This garden expresses a lush vitality; it attracts but results impenetrable. Its form is not dictated by human ergonomics or aesthetic pleasure; it is rather a complete and complex vegetal system, where man’s presence is superfluous. Man is indeed only a spectator: under the illusion that he can have access to the garden and comprehend it, he perpetually walks its perimeter, without ever being able to reach it.
The garden consists of a few essential elements: it has a circular shape and sufficient size to keep visitors at a distance, yet intrigue them with different, somewhat hermetic views of what it contains. A dense carpet of soft golden grasses and spiky agaves defends the center of the garden. Here, from the black volcanic soil, rises a large bright pink circle, at the base of which grow plants that echo its colour. The central artificial element symbolizes the human need to enclose in our limited knowledge the plant world, which we are far from owning, still mysterious and on which we are completely dependent. The wind, an essential element of the landscape, participates in the composition by moving the perimeter essences.

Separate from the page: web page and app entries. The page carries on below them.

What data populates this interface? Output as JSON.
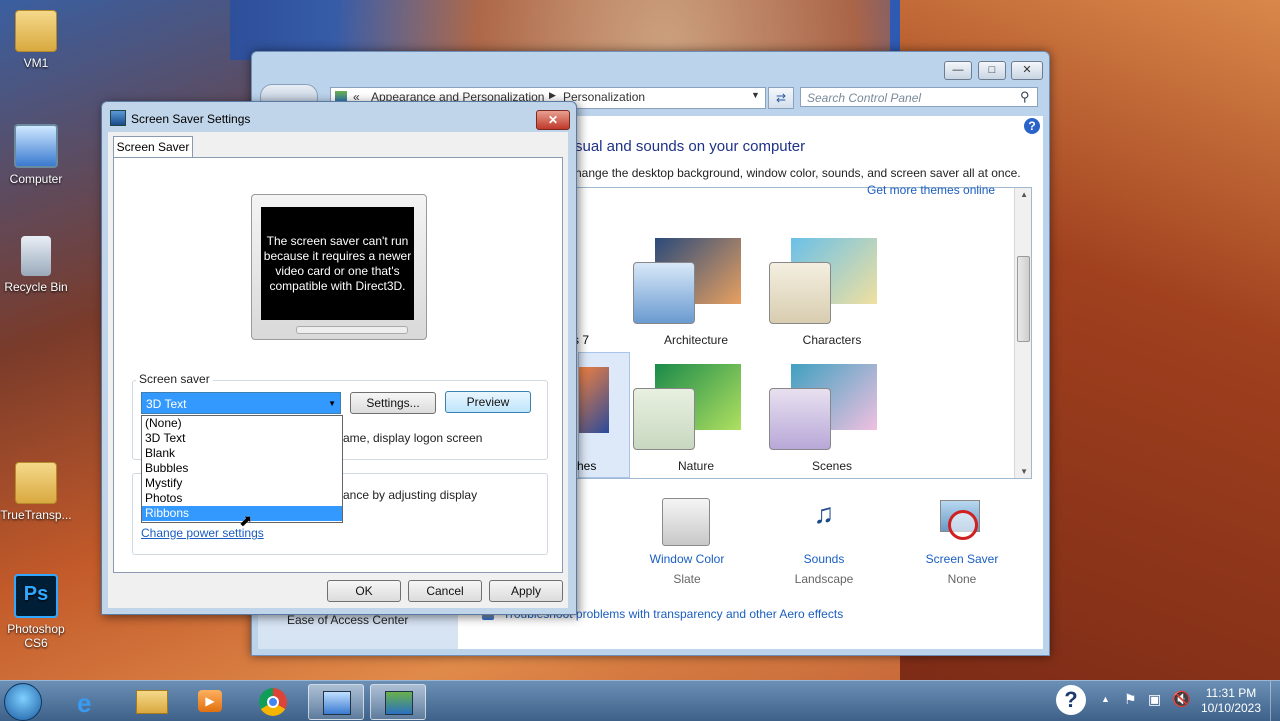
{
  "desktop": {
    "icons": [
      {
        "label": "VM1"
      },
      {
        "label": "Computer"
      },
      {
        "label": "Recycle Bin"
      },
      {
        "label": "TrueTransp..."
      },
      {
        "label": "Photoshop CS6"
      }
    ]
  },
  "control_panel": {
    "breadcrumb": [
      "Appearance and Personalization",
      "Personalization"
    ],
    "breadcrumb_prefix": "«",
    "search_placeholder": "Search Control Panel",
    "title": "sual and sounds on your computer",
    "subtitle": "hange the desktop background, window color, sounds, and screen saver all at once.",
    "get_more_link": "Get more themes online",
    "themes_row1": [
      "s 7",
      "Architecture",
      "Characters"
    ],
    "themes_row2": [
      "hes",
      "Nature",
      "Scenes"
    ],
    "bottom_controls": [
      {
        "label": "ound",
        "sub": ""
      },
      {
        "label": "Window Color",
        "sub": "Slate"
      },
      {
        "label": "Sounds",
        "sub": "Landscape"
      },
      {
        "label": "Screen Saver",
        "sub": "None"
      }
    ],
    "troubleshoot_link": "Troubleshoot problems with transparency and other Aero effects",
    "ease_of_access": "Ease of Access Center"
  },
  "screensaver_dialog": {
    "title": "Screen Saver Settings",
    "tab": "Screen Saver",
    "preview_message": "The screen saver can't run because it requires a newer video card or one that's compatible with Direct3D.",
    "group_label": "Screen saver",
    "selected": "3D Text",
    "settings_button": "Settings...",
    "preview_button": "Preview",
    "resume_text": "ame, display logon screen",
    "power_text": "ance by adjusting display",
    "power_link": "Change power settings",
    "options": [
      "(None)",
      "3D Text",
      "Blank",
      "Bubbles",
      "Mystify",
      "Photos",
      "Ribbons"
    ],
    "highlighted_option": "Ribbons",
    "ok": "OK",
    "cancel": "Cancel",
    "apply": "Apply"
  },
  "taskbar": {
    "time": "11:31 PM",
    "date": "10/10/2023"
  }
}
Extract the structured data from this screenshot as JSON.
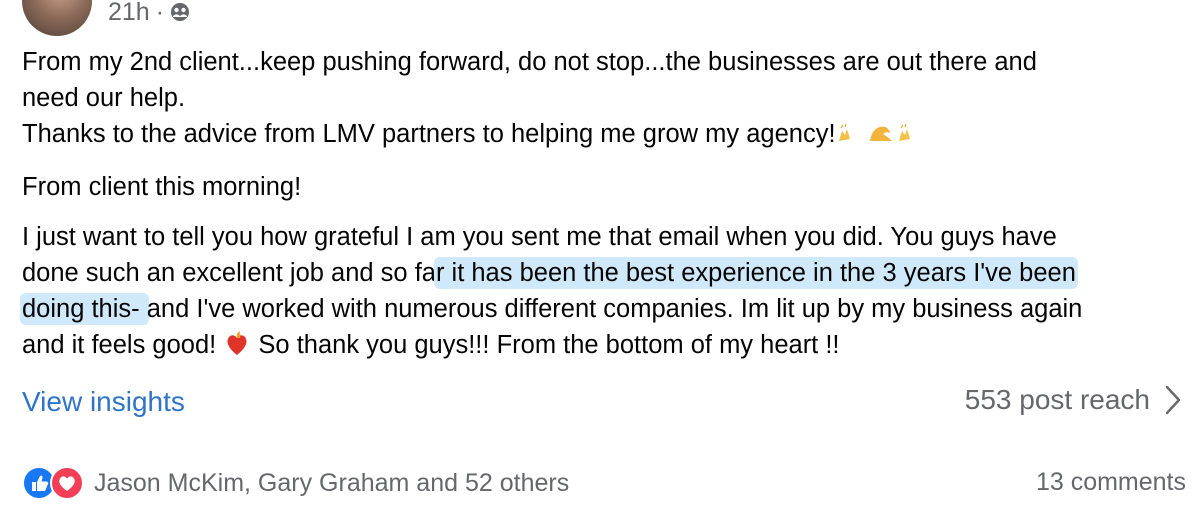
{
  "post": {
    "time": "21h",
    "separator": "·",
    "audience_icon": "friends-icon",
    "paragraphs": {
      "p1_line1": "From my 2nd client...keep pushing forward, do not stop...the businesses are out there and",
      "p1_line2": "need our help.",
      "p2": "Thanks to the advice from LMV partners to helping me grow my agency!",
      "p3": "From client this morning!",
      "p4_line1": "I just want to tell you how grateful I am you sent me that email when you did. You guys have",
      "p4_line2_pre": "done such an excellent job and so fa",
      "p4_line2_hl": "r it has been the best experience in the 3 years I've been",
      "p4_line3_hl": "doing this- ",
      "p4_line3_post": "and I've worked with numerous different companies. Im lit up by my business again",
      "p4_line4_pre": "and it feels good!",
      "p4_line4_post": "So thank you guys!!! From the bottom of my heart !!"
    },
    "highlight_color": "#cfe9fb"
  },
  "insights": {
    "view_label": "View insights",
    "reach_label": "553 post reach"
  },
  "reactions": {
    "icons": [
      "like-icon",
      "love-icon"
    ],
    "names": "Jason McKim, Gary Graham and 52 others",
    "comments": "13 comments"
  },
  "colors": {
    "link": "#2f74c6",
    "secondary": "#65676b",
    "like": "#1877f2",
    "love": "#f33e58"
  }
}
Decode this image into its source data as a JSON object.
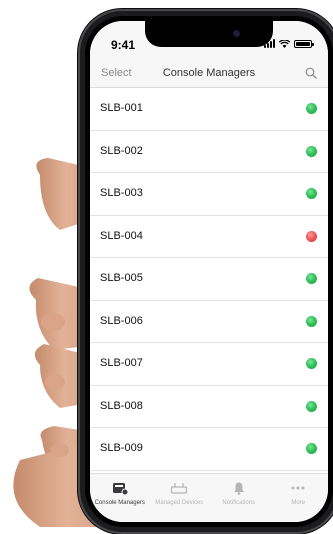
{
  "status_bar": {
    "time": "9:41"
  },
  "nav": {
    "left_label": "Select",
    "title": "Console Managers",
    "search_icon": "search-icon"
  },
  "devices": [
    {
      "name": "SLB-001",
      "status": "online"
    },
    {
      "name": "SLB-002",
      "status": "online"
    },
    {
      "name": "SLB-003",
      "status": "online"
    },
    {
      "name": "SLB-004",
      "status": "offline"
    },
    {
      "name": "SLB-005",
      "status": "online"
    },
    {
      "name": "SLB-006",
      "status": "online"
    },
    {
      "name": "SLB-007",
      "status": "online"
    },
    {
      "name": "SLB-008",
      "status": "online"
    },
    {
      "name": "SLB-009",
      "status": "online"
    }
  ],
  "tabs": [
    {
      "label": "Console Managers",
      "icon": "console-manager-icon",
      "active": true
    },
    {
      "label": "Managed Devices",
      "icon": "managed-devices-icon",
      "active": false
    },
    {
      "label": "Notifications",
      "icon": "bell-icon",
      "active": false
    },
    {
      "label": "More",
      "icon": "more-icon",
      "active": false
    }
  ],
  "colors": {
    "online": "#32c35b",
    "offline": "#f05a5a"
  }
}
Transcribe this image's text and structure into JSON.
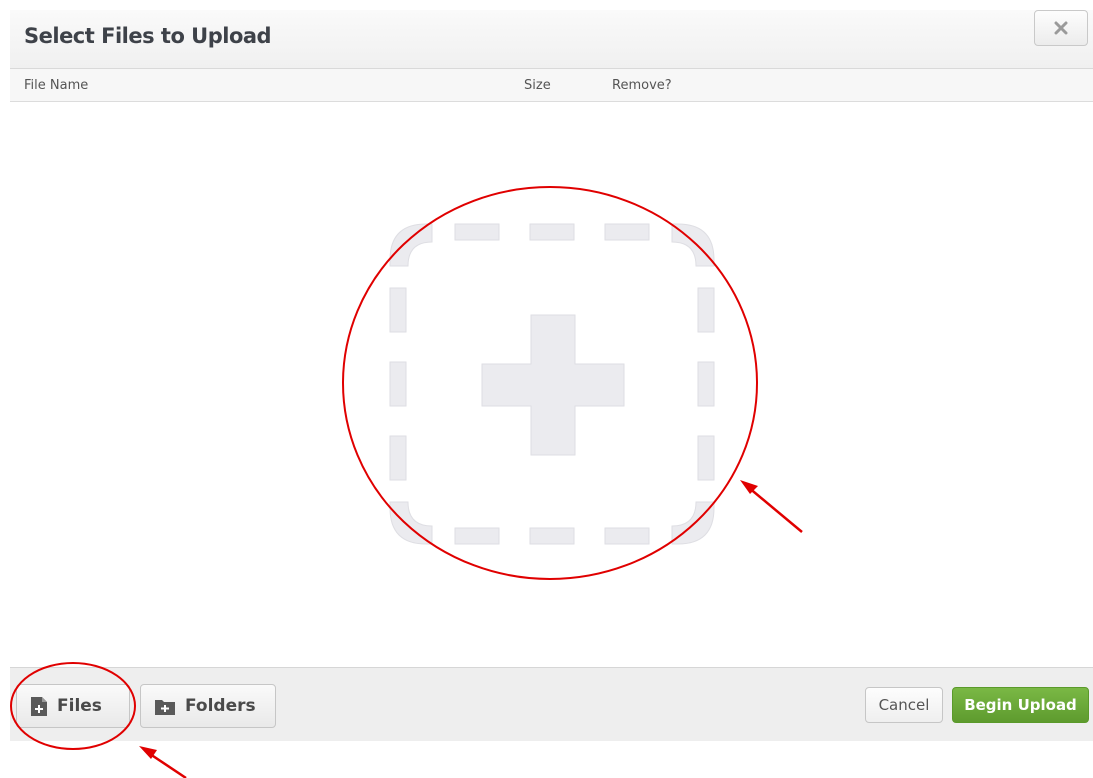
{
  "dialog": {
    "title": "Select Files to Upload",
    "close_icon": "close-icon"
  },
  "table_header": {
    "file_name": "File Name",
    "size": "Size",
    "remove": "Remove?"
  },
  "drop_zone": {
    "icon": "plus-icon"
  },
  "footer": {
    "files_label": "Files",
    "files_icon": "add-file-icon",
    "folders_label": "Folders",
    "folders_icon": "add-folder-icon",
    "cancel_label": "Cancel",
    "begin_upload_label": "Begin Upload"
  },
  "colors": {
    "accent_green": "#5e9b2e",
    "annotation_red": "#e00000",
    "drop_zone_fill": "#ebebef"
  }
}
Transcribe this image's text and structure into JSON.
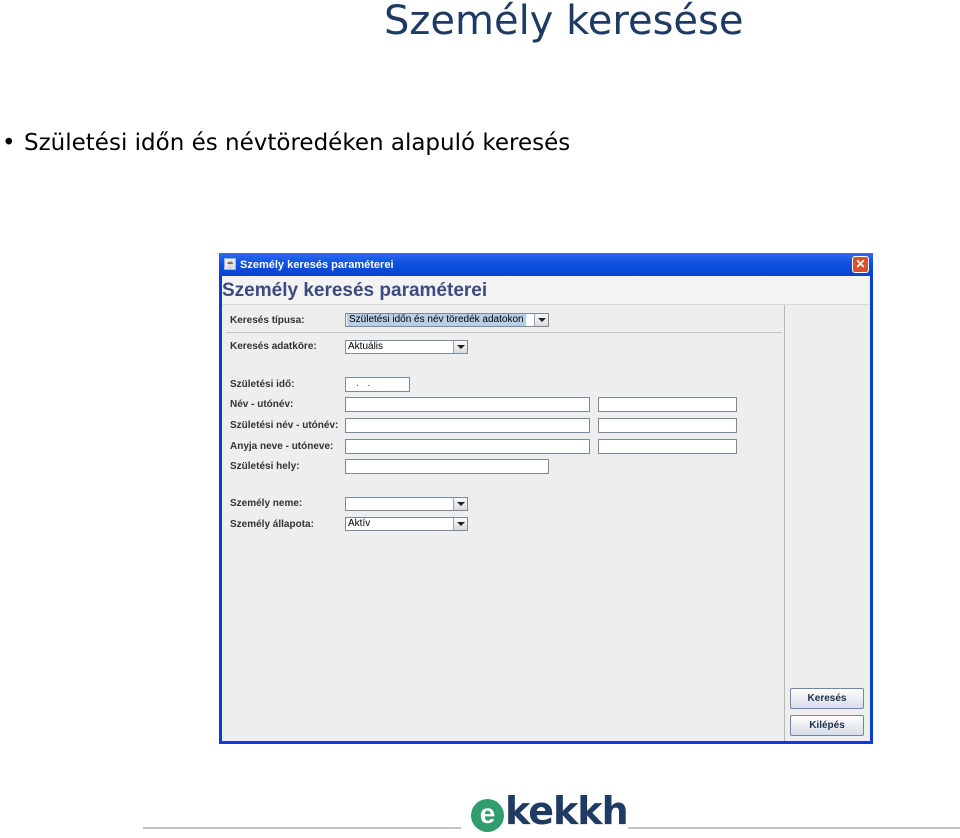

As the sun sets, the circle, illuminated, continues to assert its presence; small dots of light blend in among the grasses and give life to an evocative nocturnal landscape.
Excluded from the physical space, the visitor accesses a mental space where he reevaluates the plant world, which here is taking over: it dictates the architecture, it draws in, yet denies access, it remains dominant and indecipherable despite man’s vain attempts to impose his own order. The only possible action remains to ask: what does the circle represent? Does it imitate the color of the surrounding plants or the other way around?
I would like my garden to be, besides an expression of beauty, a space of experience and culture, a motivator of knowledge and innovation. It is time to re-establish the right balance in our relationship with plants and approach them with humility, respect and “amuranza”: only by understanding their intelligence can we aspire to unexpected future discoveries.